PROBLEM DESCRIPTION: For the entries below, count the lines that contain the word "folder" and reply with that number only.

ENTRIES SUPPLIED:
========================
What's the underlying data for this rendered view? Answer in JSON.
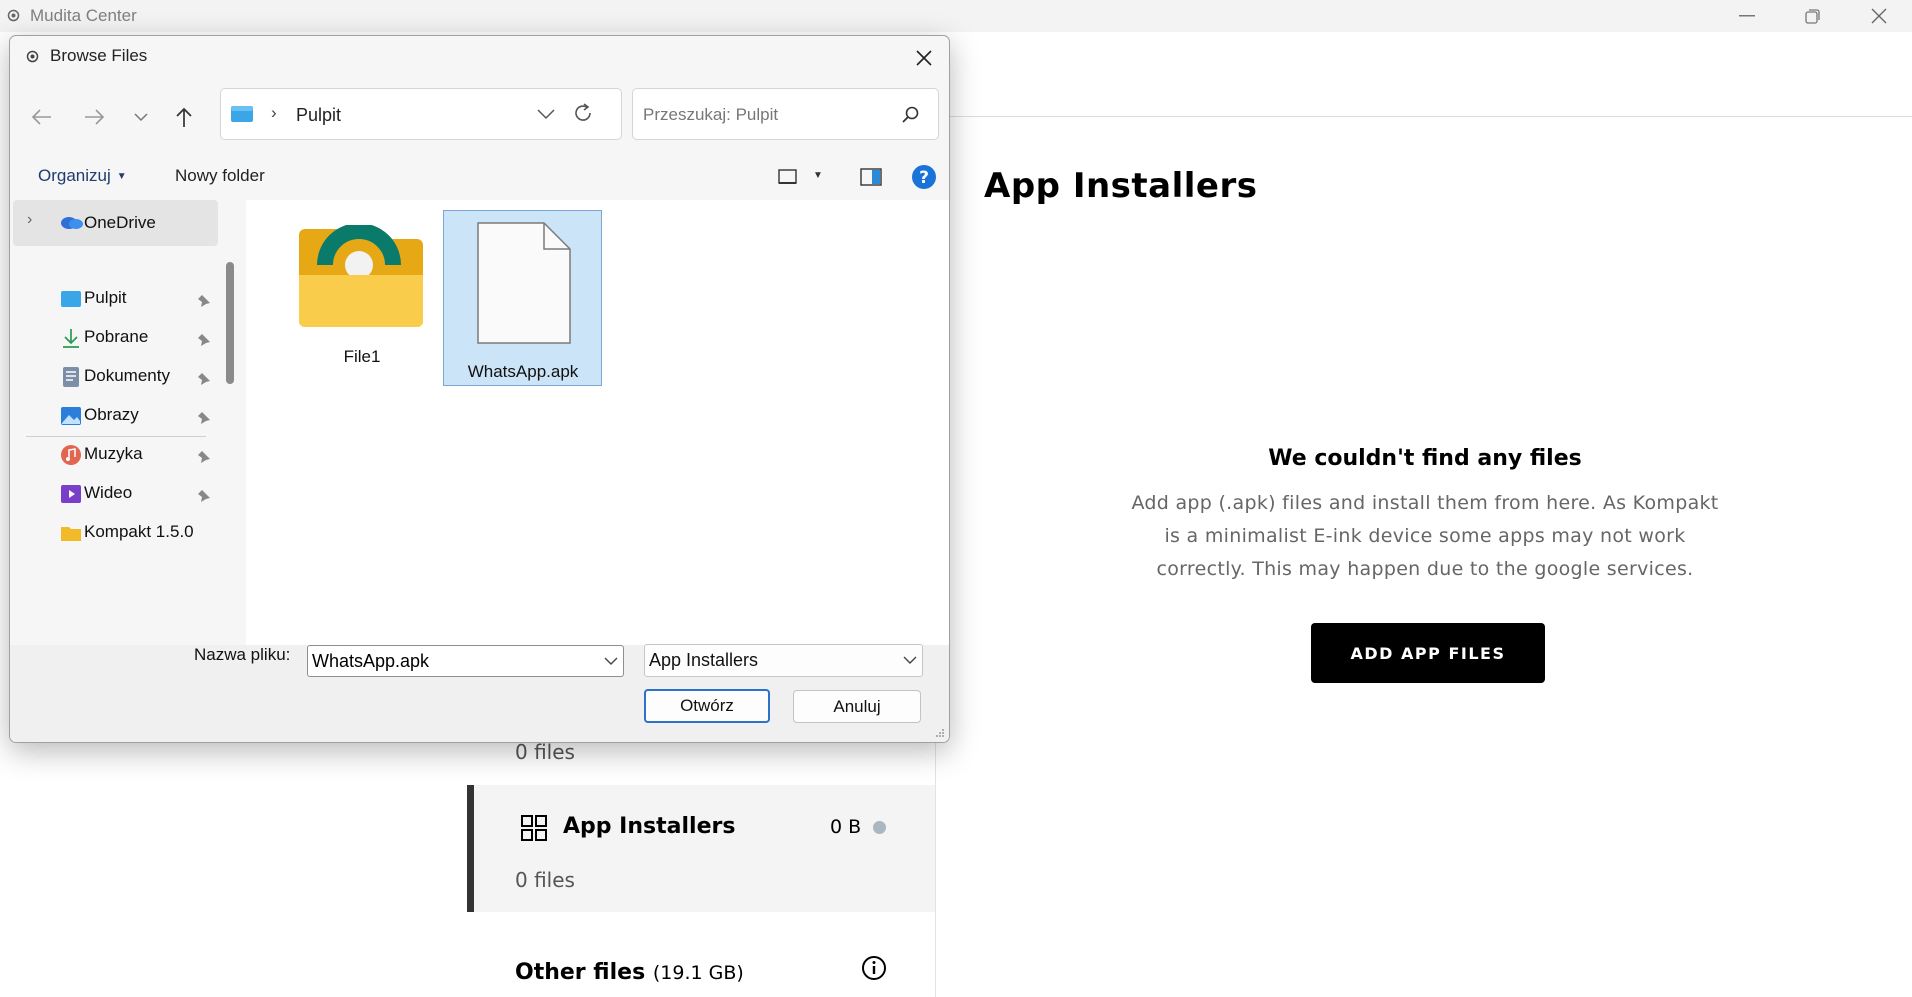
{
  "app": {
    "title": "Mudita Center",
    "content_title": "App Installers",
    "empty_title": "We couldn't find any files",
    "empty_desc": "Add app (.apk) files and install them from here. As Kompakt is a minimalist E-ink device some apps may not work correctly. This may happen due to the google services.",
    "add_button": "ADD APP FILES",
    "panel": {
      "row1_count": "0 files",
      "app_installers_label": "App Installers",
      "app_installers_size": "0 B",
      "app_installers_count": "0 files",
      "other_label": "Other files",
      "other_size": "(19.1 GB)"
    }
  },
  "dialog": {
    "title": "Browse Files",
    "address": "Pulpit",
    "search_placeholder": "Przeszukaj: Pulpit",
    "toolbar": {
      "organize": "Organizuj",
      "new_folder": "Nowy folder"
    },
    "nav": {
      "onedrive": "OneDrive",
      "items": [
        "Pulpit",
        "Pobrane",
        "Dokumenty",
        "Obrazy",
        "Muzyka",
        "Wideo",
        "Kompakt 1.5.0"
      ]
    },
    "files": [
      {
        "name": "File1",
        "type": "folder",
        "selected": false
      },
      {
        "name": "WhatsApp.apk",
        "type": "file",
        "selected": true
      }
    ],
    "file_name_label": "Nazwa pliku:",
    "file_name_value": "WhatsApp.apk",
    "filter": "App Installers",
    "open_button": "Otwórz",
    "cancel_button": "Anuluj"
  },
  "icons": [
    "app-logo-icon",
    "minimize-icon",
    "maximize-icon",
    "close-icon",
    "back-arrow-icon",
    "forward-arrow-icon",
    "recent-chevron-icon",
    "up-arrow-icon",
    "desktop-folder-icon",
    "refresh-icon",
    "search-icon",
    "view-icon",
    "preview-pane-icon",
    "help-icon",
    "onedrive-icon",
    "download-icon",
    "documents-icon",
    "pictures-icon",
    "music-icon",
    "video-icon",
    "folder-icon",
    "pin-icon",
    "grid-icon",
    "info-icon",
    "file-icon"
  ],
  "colors": {
    "accent": "#2a73c8",
    "selection": "#cce4f7",
    "button_dark": "#000000",
    "dot": "#aab6c2"
  }
}
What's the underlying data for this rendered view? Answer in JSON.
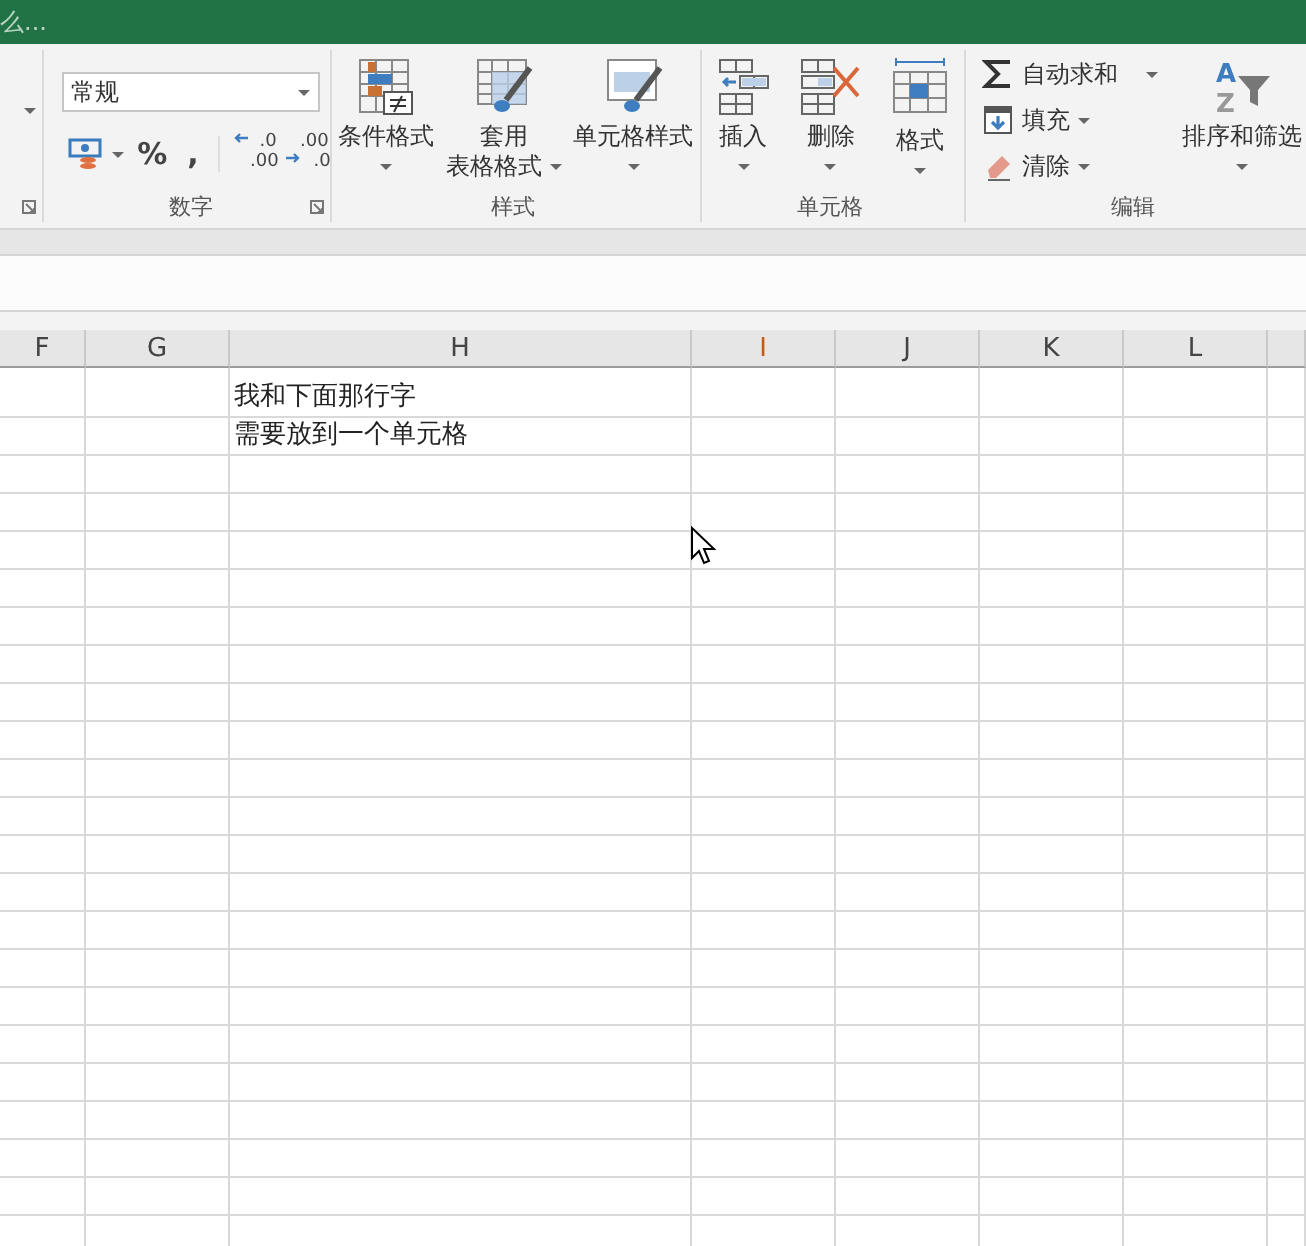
{
  "title_bar": {
    "text": "么..."
  },
  "ribbon": {
    "number": {
      "label": "数字",
      "format_combo": {
        "value": "常规"
      },
      "percent": "%",
      "comma": ",",
      "increase_decimal": {
        "top": ".0",
        "bottom": ".00"
      },
      "decrease_decimal": {
        "top": ".00",
        "bottom": ".0"
      }
    },
    "styles": {
      "label": "样式",
      "buttons": [
        {
          "kind": "conditional",
          "lines": [
            "条件格式"
          ]
        },
        {
          "kind": "table",
          "lines": [
            "套用",
            "表格格式"
          ]
        },
        {
          "kind": "cellstyle",
          "lines": [
            "单元格样式"
          ]
        }
      ]
    },
    "cells": {
      "label": "单元格",
      "buttons": [
        {
          "kind": "insert",
          "lines": [
            "插入"
          ]
        },
        {
          "kind": "delete",
          "lines": [
            "删除"
          ]
        },
        {
          "kind": "format",
          "lines": [
            "格式"
          ]
        }
      ]
    },
    "editing": {
      "label": "编辑",
      "small_buttons": [
        {
          "kind": "sum",
          "label": "自动求和"
        },
        {
          "kind": "fill",
          "label": "填充"
        },
        {
          "kind": "clear",
          "label": "清除"
        }
      ],
      "sort": {
        "label": "排序和筛选",
        "icon_top": "A",
        "icon_bottom": "Z"
      }
    }
  },
  "sheet": {
    "columns": [
      {
        "label": "F",
        "highlighted": false
      },
      {
        "label": "G",
        "highlighted": false
      },
      {
        "label": "H",
        "highlighted": false,
        "cells": [
          "我和下面那行字",
          "需要放到一个单元格"
        ]
      },
      {
        "label": "I",
        "highlighted": true
      },
      {
        "label": "J",
        "highlighted": false
      },
      {
        "label": "K",
        "highlighted": false
      },
      {
        "label": "L",
        "highlighted": false
      }
    ]
  }
}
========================
EXERCISE ANSWER: 4